Element data from apps and pages:
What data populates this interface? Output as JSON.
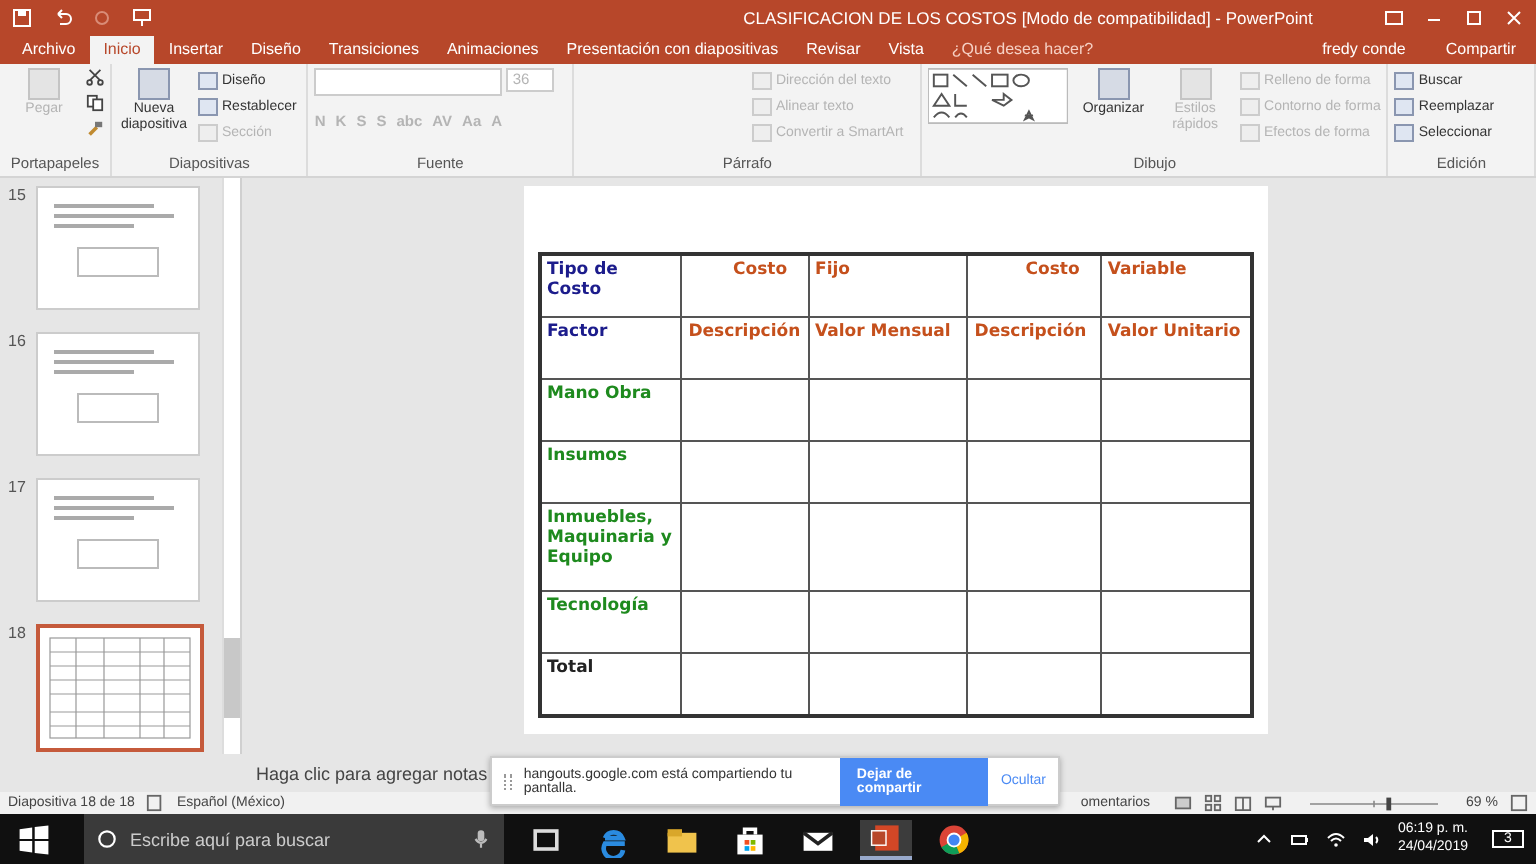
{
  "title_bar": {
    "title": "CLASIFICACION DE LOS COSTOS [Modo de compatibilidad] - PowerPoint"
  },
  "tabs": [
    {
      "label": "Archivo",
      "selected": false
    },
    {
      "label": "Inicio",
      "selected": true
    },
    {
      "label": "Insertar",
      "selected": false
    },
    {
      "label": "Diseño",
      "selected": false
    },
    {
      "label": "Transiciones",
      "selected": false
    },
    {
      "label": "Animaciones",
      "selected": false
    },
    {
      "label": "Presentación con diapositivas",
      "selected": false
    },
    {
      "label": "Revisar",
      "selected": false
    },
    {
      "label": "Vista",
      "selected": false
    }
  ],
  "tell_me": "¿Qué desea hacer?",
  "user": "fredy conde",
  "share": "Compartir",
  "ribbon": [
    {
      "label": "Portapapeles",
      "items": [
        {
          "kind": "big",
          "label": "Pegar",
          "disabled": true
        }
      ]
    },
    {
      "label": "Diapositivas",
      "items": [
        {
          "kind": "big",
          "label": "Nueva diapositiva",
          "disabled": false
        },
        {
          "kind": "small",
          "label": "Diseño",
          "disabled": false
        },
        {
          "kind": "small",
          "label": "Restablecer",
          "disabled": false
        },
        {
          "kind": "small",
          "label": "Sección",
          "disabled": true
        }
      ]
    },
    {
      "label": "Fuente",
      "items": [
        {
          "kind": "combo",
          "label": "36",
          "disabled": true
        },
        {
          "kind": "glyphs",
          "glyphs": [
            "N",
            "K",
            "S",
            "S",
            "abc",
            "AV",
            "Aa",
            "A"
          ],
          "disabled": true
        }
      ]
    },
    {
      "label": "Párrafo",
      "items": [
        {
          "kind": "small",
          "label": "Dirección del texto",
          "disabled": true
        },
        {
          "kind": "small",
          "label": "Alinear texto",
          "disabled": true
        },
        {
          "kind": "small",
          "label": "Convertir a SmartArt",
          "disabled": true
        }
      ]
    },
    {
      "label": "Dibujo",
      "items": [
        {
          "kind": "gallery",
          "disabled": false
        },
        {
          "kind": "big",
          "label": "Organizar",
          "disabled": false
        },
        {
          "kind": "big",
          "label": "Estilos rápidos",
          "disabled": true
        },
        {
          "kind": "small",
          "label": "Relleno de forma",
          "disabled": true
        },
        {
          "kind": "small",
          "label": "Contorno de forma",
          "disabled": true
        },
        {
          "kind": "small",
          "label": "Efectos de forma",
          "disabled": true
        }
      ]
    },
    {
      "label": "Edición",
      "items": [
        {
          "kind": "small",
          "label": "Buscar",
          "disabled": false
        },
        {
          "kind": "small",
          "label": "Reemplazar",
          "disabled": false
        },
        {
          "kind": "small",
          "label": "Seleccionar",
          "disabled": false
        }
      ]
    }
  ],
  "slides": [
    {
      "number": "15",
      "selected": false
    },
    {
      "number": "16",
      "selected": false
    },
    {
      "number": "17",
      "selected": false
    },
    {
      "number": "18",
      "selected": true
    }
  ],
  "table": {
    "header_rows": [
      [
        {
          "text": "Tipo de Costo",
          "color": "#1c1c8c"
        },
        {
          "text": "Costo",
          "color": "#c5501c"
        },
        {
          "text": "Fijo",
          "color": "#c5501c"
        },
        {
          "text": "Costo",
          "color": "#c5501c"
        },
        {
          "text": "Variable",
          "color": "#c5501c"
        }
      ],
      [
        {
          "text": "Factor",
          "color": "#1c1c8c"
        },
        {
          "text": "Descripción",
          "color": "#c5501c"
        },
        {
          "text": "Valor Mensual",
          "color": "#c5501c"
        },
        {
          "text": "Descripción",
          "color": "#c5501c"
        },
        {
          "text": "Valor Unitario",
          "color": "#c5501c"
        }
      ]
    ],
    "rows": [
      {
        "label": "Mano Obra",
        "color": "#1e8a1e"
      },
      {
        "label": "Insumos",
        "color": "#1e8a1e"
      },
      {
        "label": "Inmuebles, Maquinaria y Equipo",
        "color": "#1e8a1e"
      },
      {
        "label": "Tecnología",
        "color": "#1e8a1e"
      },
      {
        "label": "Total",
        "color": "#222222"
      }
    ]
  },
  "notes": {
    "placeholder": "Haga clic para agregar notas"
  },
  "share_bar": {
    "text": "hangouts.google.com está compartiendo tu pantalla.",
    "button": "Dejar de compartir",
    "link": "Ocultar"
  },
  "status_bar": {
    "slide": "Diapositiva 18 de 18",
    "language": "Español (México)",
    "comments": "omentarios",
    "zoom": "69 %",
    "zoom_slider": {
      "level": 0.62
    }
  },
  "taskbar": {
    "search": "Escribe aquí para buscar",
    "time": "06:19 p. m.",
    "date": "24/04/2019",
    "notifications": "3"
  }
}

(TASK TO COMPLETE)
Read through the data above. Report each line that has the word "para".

(ANSWER TO THIS EXERCISE)
    "placeholder": "Haga clic para agregar notas"
    "search": "Escribe aquí para buscar",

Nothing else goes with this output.